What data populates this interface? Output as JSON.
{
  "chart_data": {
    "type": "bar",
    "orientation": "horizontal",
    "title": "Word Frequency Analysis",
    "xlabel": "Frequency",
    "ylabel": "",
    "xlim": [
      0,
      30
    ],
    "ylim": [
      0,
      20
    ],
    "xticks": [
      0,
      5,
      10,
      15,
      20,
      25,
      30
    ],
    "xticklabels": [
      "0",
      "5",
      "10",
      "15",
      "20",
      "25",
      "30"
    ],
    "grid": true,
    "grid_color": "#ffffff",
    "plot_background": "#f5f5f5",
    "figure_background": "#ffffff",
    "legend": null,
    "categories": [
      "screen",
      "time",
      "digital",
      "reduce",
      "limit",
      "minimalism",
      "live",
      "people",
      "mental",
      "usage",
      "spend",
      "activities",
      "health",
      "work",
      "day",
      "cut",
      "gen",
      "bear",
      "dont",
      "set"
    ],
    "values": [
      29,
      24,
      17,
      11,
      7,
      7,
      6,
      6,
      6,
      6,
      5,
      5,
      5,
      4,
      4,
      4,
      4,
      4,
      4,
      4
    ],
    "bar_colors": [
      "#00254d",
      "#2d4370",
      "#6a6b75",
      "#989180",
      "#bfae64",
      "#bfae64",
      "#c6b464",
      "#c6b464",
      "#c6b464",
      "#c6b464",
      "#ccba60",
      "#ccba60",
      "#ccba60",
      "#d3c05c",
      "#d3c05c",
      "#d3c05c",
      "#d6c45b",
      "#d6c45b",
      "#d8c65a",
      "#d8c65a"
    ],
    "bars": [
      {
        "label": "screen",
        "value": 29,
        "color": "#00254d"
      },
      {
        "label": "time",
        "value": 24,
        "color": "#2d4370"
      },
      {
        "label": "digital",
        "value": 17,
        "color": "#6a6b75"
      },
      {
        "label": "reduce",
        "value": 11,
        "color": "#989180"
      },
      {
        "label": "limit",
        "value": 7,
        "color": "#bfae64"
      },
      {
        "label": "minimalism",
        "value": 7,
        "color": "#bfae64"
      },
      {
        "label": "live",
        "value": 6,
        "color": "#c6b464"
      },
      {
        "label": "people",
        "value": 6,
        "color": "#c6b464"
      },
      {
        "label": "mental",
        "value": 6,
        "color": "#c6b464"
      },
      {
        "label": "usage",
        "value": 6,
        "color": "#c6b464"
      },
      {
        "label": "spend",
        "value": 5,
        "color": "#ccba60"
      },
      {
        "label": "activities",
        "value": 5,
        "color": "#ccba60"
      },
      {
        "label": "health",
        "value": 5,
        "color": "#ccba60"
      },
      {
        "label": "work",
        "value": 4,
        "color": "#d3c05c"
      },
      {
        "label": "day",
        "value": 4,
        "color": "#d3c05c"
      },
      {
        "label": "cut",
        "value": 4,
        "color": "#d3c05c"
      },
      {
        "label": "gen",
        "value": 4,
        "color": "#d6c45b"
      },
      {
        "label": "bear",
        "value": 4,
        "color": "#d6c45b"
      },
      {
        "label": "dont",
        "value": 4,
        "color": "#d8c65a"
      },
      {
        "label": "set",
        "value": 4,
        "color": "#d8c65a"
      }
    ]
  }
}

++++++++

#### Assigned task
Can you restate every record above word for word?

#### Output of the task
What data populates this interface? Output as JSON.
{
  "chart_data": {
    "type": "bar",
    "orientation": "horizontal",
    "title": "Word Frequency Analysis",
    "xlabel": "Frequency",
    "ylabel": "",
    "xlim": [
      0,
      30
    ],
    "ylim": [
      0,
      20
    ],
    "xticks": [
      0,
      5,
      10,
      15,
      20,
      25,
      30
    ],
    "xticklabels": [
      "0",
      "5",
      "10",
      "15",
      "20",
      "25",
      "30"
    ],
    "grid": true,
    "grid_color": "#ffffff",
    "plot_background": "#f5f5f5",
    "figure_background": "#ffffff",
    "legend": null,
    "categories": [
      "screen",
      "time",
      "digital",
      "reduce",
      "limit",
      "minimalism",
      "live",
      "people",
      "mental",
      "usage",
      "spend",
      "activities",
      "health",
      "work",
      "day",
      "cut",
      "gen",
      "bear",
      "dont",
      "set"
    ],
    "values": [
      29,
      24,
      17,
      11,
      7,
      7,
      6,
      6,
      6,
      6,
      5,
      5,
      5,
      4,
      4,
      4,
      4,
      4,
      4,
      4
    ],
    "bar_colors": [
      "#00254d",
      "#2d4370",
      "#6a6b75",
      "#989180",
      "#bfae64",
      "#bfae64",
      "#c6b464",
      "#c6b464",
      "#c6b464",
      "#c6b464",
      "#ccba60",
      "#ccba60",
      "#ccba60",
      "#d3c05c",
      "#d3c05c",
      "#d3c05c",
      "#d6c45b",
      "#d6c45b",
      "#d8c65a",
      "#d8c65a"
    ],
    "bars": [
      {
        "label": "screen",
        "value": 29,
        "color": "#00254d"
      },
      {
        "label": "time",
        "value": 24,
        "color": "#2d4370"
      },
      {
        "label": "digital",
        "value": 17,
        "color": "#6a6b75"
      },
      {
        "label": "reduce",
        "value": 11,
        "color": "#989180"
      },
      {
        "label": "limit",
        "value": 7,
        "color": "#bfae64"
      },
      {
        "label": "minimalism",
        "value": 7,
        "color": "#bfae64"
      },
      {
        "label": "live",
        "value": 6,
        "color": "#c6b464"
      },
      {
        "label": "people",
        "value": 6,
        "color": "#c6b464"
      },
      {
        "label": "mental",
        "value": 6,
        "color": "#c6b464"
      },
      {
        "label": "usage",
        "value": 6,
        "color": "#c6b464"
      },
      {
        "label": "spend",
        "value": 5,
        "color": "#ccba60"
      },
      {
        "label": "activities",
        "value": 5,
        "color": "#ccba60"
      },
      {
        "label": "health",
        "value": 5,
        "color": "#ccba60"
      },
      {
        "label": "work",
        "value": 4,
        "color": "#d3c05c"
      },
      {
        "label": "day",
        "value": 4,
        "color": "#d3c05c"
      },
      {
        "label": "cut",
        "value": 4,
        "color": "#d3c05c"
      },
      {
        "label": "gen",
        "value": 4,
        "color": "#d6c45b"
      },
      {
        "label": "bear",
        "value": 4,
        "color": "#d6c45b"
      },
      {
        "label": "dont",
        "value": 4,
        "color": "#d8c65a"
      },
      {
        "label": "set",
        "value": 4,
        "color": "#d8c65a"
      }
    ]
  }
}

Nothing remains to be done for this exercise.